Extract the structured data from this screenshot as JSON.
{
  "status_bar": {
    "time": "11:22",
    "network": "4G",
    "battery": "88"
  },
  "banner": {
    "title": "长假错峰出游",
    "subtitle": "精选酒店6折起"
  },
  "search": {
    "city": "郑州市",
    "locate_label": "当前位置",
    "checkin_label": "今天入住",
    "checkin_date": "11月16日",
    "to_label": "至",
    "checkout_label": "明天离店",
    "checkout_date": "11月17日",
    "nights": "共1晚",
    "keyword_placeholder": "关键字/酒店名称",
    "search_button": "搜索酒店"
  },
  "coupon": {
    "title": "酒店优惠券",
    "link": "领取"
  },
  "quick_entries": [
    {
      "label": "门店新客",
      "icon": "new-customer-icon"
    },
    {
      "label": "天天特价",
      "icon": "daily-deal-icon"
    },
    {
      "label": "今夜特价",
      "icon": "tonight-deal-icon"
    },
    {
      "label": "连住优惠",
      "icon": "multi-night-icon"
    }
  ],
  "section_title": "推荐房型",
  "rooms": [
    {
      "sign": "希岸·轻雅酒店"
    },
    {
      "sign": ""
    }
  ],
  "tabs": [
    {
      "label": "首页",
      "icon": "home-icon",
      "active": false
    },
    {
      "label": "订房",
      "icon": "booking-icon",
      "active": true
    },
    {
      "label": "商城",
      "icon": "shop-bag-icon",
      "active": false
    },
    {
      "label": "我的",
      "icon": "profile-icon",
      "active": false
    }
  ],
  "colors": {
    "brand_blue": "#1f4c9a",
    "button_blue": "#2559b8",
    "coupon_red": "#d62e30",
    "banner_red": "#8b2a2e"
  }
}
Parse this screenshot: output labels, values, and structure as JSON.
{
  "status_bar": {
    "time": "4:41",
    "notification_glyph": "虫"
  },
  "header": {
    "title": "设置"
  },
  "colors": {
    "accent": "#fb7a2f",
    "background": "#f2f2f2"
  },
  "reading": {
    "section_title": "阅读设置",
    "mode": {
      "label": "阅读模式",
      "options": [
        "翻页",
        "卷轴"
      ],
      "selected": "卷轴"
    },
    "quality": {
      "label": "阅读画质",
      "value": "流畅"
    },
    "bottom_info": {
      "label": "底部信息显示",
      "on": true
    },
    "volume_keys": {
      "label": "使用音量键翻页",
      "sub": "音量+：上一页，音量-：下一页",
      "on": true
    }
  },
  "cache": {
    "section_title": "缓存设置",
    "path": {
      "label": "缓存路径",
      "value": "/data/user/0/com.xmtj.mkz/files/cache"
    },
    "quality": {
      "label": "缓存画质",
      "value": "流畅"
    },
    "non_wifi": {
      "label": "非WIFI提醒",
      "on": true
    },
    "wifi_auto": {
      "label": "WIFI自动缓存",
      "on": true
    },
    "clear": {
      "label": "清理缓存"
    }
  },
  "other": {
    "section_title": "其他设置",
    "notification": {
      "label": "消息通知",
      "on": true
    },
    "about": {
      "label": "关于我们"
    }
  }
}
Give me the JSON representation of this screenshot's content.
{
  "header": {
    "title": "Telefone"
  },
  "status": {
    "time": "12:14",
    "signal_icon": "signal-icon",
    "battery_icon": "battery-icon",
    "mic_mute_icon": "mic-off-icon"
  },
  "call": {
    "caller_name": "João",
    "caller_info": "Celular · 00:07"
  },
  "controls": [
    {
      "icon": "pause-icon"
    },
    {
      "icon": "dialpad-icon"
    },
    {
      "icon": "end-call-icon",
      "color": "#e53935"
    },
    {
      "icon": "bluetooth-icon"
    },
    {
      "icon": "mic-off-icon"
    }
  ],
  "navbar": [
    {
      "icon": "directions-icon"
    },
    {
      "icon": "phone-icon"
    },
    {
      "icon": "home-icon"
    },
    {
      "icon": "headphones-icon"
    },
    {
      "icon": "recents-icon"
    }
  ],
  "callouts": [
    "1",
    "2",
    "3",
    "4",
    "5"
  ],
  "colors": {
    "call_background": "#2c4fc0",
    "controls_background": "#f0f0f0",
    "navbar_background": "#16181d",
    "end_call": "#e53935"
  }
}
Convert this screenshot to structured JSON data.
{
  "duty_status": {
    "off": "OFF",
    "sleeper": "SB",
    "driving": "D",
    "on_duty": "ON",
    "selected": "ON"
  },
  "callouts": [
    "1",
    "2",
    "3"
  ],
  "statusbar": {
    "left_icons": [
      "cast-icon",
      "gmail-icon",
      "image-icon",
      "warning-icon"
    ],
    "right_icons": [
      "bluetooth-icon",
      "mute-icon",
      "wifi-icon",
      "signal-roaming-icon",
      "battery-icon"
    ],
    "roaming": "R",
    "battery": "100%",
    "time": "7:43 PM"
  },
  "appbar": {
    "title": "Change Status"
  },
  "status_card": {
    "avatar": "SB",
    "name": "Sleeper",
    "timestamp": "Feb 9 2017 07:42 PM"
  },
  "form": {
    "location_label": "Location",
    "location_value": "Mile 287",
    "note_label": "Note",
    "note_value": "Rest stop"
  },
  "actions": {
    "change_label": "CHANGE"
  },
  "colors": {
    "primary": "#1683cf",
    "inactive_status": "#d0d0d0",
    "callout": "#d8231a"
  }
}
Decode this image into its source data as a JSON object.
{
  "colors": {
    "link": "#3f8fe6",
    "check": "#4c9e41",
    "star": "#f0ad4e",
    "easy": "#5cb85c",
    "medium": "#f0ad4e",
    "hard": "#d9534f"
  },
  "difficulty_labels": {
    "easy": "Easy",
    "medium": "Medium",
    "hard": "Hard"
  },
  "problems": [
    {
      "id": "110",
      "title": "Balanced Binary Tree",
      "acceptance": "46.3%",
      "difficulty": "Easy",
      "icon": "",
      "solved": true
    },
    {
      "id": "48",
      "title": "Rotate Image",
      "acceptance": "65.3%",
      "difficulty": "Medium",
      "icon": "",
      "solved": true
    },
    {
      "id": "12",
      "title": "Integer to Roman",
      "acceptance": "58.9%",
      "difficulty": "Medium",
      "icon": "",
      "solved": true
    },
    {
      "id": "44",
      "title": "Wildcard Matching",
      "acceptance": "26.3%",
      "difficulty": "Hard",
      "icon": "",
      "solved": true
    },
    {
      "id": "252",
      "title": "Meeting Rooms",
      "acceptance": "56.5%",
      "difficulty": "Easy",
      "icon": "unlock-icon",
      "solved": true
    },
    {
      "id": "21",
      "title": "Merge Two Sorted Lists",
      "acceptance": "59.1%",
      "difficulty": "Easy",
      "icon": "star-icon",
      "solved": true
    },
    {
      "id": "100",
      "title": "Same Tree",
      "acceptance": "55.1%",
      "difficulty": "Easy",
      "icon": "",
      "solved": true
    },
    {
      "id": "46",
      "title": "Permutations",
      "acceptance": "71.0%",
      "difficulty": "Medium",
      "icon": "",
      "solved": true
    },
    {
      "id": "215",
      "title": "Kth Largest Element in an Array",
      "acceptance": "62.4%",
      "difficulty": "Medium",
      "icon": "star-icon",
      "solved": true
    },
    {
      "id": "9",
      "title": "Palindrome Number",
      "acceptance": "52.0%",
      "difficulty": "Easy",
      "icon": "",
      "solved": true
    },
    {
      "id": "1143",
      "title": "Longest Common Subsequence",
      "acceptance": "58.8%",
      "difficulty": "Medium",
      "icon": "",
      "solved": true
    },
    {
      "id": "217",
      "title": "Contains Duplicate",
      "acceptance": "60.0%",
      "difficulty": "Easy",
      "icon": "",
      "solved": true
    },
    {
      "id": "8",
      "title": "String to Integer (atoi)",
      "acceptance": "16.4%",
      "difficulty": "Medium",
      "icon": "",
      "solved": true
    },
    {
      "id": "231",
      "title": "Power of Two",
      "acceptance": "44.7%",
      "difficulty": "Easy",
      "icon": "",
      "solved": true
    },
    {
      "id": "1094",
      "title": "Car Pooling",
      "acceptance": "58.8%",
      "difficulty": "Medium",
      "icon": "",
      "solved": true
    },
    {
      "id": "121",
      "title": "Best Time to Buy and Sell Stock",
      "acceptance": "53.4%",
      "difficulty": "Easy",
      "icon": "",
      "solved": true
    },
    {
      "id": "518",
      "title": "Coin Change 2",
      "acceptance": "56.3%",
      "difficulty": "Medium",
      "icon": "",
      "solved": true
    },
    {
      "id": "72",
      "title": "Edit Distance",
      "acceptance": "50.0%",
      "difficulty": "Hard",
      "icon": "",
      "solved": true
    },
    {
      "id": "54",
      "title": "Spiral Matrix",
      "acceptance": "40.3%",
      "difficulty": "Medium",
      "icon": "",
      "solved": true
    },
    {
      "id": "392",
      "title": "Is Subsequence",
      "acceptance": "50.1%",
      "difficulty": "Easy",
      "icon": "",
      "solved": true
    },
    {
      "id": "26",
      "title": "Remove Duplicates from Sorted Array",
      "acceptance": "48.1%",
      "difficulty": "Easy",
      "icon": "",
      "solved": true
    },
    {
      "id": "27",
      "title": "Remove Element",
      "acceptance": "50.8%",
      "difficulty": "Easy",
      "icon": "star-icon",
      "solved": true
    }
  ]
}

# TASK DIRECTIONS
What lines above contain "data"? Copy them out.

# YOUR RESPONSE
Extract the structured data from this screenshot as JSON.
      "value": "/data/user/0/com.xmtj.mkz/files/cache"
Convert this screenshot to structured JSON data.
Decode this image into its source data as a JSON object.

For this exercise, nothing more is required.